Sunday, 29 March 2015

Beyond the band #3: Pete Williams

Nicely connected after a lifetime of rock and roll ups, downs and setbacks, Pete Williams is punching out fabulous songs.

It didn't start with his bass work with Dexy's Midnight Runners in the 80s, or even through the revived Dexy's in the Noughties and again in 2012. But often that's all that you read about him. Pete played in both bands, and people always want to talk about the juicy stuff.

There's a lot more. Williams has just come out with his second, very successfully crowd-funded, album, Roughnecks and Roustabouts, and he's doing shows, on the road in his own name. The past may be lurid and colourful, although much of it is not of his own making. But it's what's come out of that past now that matters.

Sunday, 22 March 2015

Catching the buzz: Rhino and The Ranters

That critical moment when it all starts to work...

Assuming there's merit and talent in a band, and that the band then backs it up with graft and a bit of a marketing push, there's usually a point when word gets out. Suddenly, big numbers show up for gigs. Suddenly, the name gets bandied around. Suddenly, there are faces turning up to check out the new boys on the block. Suddenly, people you tend to listen to are mentioning them.

Last week, at Dylan Gibbons' Blues Night at the Spotted Dog, you could see the signs. There were faces aplenty, come to take a look at Rhino and The Ranters. And it was a cracking gig. 

Sunday, 15 March 2015

Curtis Little: goodbye to one of the greats

On Friday, I went to another funeral. 

It was to send the great Curtis Little on his way, and to celebrate his life. 

When I landed in Birmingham, two generations ago, I was taken, very early, by Slender Loris, a band that mixed complex intelligent songs with delivery, from Curtis, that was punchy as hell. 

As a DJ, I couldn't believe my luck: a voice like that? On my patch?

Whip-thin, all sinew and muscle, not a spare ounce on his frame, Curtis was the epitome of a front man. He had a voice to die for, rich, soulful, deep, and he really knew how to use it. Where it came from, God only knows. But he was a joy to watch. 

Sunday, 8 March 2015

Old folks boogie: astute business by Ricky Cool

Wander into Broad Street's Brasshouse at the right time, and you're in for a treat. A free treat. 

    Photo: Birmingham Post 
It's weird. Broad Street Birmingham is the last place I'd expect to see decent live music. The place swapped Ronnie Scott's jazz venue for a lap-dancing club, just when Birmingham was trying to get City Of Culture. The place is full of loud chain pubs, industrial dance joints, karaoke bars and some very iffy catering. You go there to drink, lots.

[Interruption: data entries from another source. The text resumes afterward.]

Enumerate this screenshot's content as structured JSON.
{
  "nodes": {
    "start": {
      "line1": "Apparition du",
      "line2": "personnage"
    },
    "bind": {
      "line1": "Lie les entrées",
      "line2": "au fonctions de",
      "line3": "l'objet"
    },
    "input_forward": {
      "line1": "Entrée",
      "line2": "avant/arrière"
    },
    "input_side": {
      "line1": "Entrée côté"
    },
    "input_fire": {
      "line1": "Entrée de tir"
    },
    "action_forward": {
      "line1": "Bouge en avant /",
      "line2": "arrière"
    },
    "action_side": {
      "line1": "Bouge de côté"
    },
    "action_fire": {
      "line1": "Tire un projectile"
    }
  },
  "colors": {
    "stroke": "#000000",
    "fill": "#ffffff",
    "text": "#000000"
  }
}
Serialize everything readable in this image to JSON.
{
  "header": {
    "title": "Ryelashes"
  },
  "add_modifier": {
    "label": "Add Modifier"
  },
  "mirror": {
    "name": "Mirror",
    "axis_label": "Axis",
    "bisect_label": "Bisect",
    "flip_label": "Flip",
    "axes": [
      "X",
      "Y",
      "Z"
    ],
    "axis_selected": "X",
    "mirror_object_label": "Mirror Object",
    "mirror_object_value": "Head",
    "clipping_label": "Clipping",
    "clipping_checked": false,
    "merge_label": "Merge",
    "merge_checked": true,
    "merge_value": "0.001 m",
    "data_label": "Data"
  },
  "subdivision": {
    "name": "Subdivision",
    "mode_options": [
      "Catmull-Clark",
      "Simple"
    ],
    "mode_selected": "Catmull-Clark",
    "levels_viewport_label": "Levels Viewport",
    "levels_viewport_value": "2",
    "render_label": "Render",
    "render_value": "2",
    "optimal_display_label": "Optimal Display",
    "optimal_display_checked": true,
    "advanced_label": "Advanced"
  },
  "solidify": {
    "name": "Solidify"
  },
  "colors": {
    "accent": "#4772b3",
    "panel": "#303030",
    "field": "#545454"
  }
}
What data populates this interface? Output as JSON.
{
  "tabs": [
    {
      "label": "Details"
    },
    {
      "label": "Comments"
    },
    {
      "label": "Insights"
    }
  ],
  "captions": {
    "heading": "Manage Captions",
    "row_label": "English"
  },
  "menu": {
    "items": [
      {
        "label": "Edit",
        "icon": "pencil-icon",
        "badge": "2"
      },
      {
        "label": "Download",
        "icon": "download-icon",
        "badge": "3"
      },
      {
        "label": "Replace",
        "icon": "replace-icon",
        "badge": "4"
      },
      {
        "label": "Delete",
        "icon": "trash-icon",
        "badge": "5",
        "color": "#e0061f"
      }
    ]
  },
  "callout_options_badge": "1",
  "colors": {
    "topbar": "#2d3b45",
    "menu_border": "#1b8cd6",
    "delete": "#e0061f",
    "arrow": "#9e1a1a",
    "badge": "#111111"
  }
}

As the night wears on, Broad Street becomes Purgatory Street: shrieking hen parties, testosterone morons in sports cars and quad bikes, pissed-up conventioneers and lads on the pull. Buses don't stop there now on Friday and Saturday nights. And just watch where you put your feet.

But on a Sunday lunchtime, once they've hosed it down and swept it up, it's a whole different place. In the Brasshouse, you can now catch, free, some of this city's most experienced bands, playing to an up for it, older, crowd. These aren't lame covers outfits who don't 'get' the music they serve up. These are players.

It's all good. And it's all been set up by local muso veteran, Ricky Cool.

Sunday, 1 March 2015

The great BBC Midlands underspend: the Birmingham Post and Mail wade in


On Birmingham streets this week
I've written about this before. You may have already seen the posts; if so, I thank you. There are links to my main blog outpourings on this at the bottom of this post. 

Some background: the Campaign for Regional Broadcasting Midlands have been lobbying hard about this for some time now; they are absolutely right. But there has been little or no serious response, let alone attempts to address the issues raised. 

I'll sum it up: The BBC Midlands region sends more money down to headquarters in London that any other region, and gets an insultingly small amount spent back locally, way less than any other region. 

This has led to a collapse in the regional broadcast sector. It has done damage. It has stunted careers and jobs growth. 

Frustrating. How do you reverse arrogant and remote corporate mindsets and actions which have, very deliberately, crippled job prospects and hobbled creativity in the region?